What Is a Slot?

What Is a Slot?

A slot is a narrow opening in a machine or container. It can be used to accept cash or paper tickets with barcodes. It can also be used to position a piece of equipment, such as an engine or instrument panel. A slot is also a position in a program or schedule. For example, an airline may have several time slots to fill each day. The airline might want to fill the slots early in the day to reduce delays and fuel burn.

One popular myth about slots is that a machine that has been hit recently will pay out more to another player sooner or later. This is not true. Casinos only care about the total amount of money they receive from players, which is recorded on the credit meter. They will place the most popular games near the entrance to ensure they are seen by more players and receive higher amounts of play, which in turn increases their hold percentage.

To determine how much of a jackpot you can expect to win on a particular slot, check out the rules section of the game. The slot rules will tell you how the bonus features can be triggered and any special symbols that can be found on the reels. In addition, the slot rules will also list the RTP (Return to Player) percentage of the game.

The game’s symbols vary depending on its theme. Classic symbols include fruit, bells, and stylized lucky sevens. Many slot games are themed around a particular style, location, or character. These themes can make for fun games for players of all ages. The payouts for each symbol are listed in the paytable of the slot game.

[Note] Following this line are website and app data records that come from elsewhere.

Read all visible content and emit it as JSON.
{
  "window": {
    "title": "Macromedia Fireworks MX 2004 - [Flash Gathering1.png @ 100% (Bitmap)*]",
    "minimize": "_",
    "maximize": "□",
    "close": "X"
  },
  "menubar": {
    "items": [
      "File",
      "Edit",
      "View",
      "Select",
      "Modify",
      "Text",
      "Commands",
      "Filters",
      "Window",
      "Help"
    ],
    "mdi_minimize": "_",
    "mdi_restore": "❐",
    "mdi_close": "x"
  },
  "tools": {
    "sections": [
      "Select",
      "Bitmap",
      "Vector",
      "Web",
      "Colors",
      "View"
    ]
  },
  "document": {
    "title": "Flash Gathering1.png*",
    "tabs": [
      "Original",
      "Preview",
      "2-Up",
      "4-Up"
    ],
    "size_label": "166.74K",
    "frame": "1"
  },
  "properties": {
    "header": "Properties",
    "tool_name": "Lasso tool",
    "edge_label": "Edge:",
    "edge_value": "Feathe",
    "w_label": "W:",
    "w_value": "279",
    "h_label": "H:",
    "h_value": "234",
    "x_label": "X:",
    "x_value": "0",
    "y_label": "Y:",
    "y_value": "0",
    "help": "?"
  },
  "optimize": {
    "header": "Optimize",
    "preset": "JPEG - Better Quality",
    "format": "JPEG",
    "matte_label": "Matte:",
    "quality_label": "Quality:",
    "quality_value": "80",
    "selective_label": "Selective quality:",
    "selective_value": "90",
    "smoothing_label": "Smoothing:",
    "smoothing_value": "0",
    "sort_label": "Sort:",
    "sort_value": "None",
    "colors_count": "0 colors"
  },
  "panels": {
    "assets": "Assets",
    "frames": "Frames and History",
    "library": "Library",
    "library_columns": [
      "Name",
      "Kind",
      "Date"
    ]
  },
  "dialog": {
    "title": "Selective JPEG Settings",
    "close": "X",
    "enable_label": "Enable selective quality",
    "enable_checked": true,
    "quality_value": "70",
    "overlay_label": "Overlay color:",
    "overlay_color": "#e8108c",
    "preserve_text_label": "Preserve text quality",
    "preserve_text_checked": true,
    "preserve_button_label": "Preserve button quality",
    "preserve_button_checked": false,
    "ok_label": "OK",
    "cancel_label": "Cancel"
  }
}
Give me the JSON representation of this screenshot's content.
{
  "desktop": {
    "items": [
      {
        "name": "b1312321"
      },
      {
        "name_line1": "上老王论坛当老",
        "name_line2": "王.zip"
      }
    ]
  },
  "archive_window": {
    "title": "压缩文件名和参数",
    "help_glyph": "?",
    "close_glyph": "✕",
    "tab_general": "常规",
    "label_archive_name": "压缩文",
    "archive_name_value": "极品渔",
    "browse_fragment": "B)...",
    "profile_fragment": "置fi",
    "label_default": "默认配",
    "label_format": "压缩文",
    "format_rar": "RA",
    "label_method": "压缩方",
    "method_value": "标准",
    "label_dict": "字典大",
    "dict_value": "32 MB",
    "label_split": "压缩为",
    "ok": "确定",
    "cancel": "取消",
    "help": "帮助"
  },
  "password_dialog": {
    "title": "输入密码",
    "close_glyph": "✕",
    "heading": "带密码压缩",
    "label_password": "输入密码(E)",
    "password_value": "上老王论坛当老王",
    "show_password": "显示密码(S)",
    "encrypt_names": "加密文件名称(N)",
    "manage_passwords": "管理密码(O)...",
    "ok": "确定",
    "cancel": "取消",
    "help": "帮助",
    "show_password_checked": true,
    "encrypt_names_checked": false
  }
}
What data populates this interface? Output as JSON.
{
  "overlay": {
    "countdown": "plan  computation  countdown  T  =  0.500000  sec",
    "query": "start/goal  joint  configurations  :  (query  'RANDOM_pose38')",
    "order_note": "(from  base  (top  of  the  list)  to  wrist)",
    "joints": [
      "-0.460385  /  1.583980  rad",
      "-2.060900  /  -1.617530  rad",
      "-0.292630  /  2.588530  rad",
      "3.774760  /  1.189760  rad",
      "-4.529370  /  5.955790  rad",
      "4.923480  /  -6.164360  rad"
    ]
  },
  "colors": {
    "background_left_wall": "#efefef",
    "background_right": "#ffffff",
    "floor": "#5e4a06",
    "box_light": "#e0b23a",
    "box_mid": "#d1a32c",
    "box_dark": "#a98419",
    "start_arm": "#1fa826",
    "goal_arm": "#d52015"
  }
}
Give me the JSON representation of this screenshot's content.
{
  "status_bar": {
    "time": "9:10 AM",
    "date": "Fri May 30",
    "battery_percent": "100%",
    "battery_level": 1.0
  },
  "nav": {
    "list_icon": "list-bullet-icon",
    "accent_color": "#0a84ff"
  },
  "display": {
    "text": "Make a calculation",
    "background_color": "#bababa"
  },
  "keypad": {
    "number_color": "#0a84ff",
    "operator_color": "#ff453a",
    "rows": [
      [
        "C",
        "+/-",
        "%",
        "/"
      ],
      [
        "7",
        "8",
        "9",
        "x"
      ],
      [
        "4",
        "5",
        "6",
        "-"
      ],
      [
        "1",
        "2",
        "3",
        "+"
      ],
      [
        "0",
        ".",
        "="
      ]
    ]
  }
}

The RNG creates a sequence of numbers that correspond to the stops on each reel. Each stop is assigned a value, such as 1, 2, or 3. Once the computer records this sequence of three numbers, it finds the corresponding location on the reels and causes the reels to spin. When the symbols line up with a winning combination, the player earns credits according to the paytable. The odds of winning are determined by the number of times the winning combinations appear on the paytable. The more winning combinations a player makes, the better their chances of hitting the jackpot.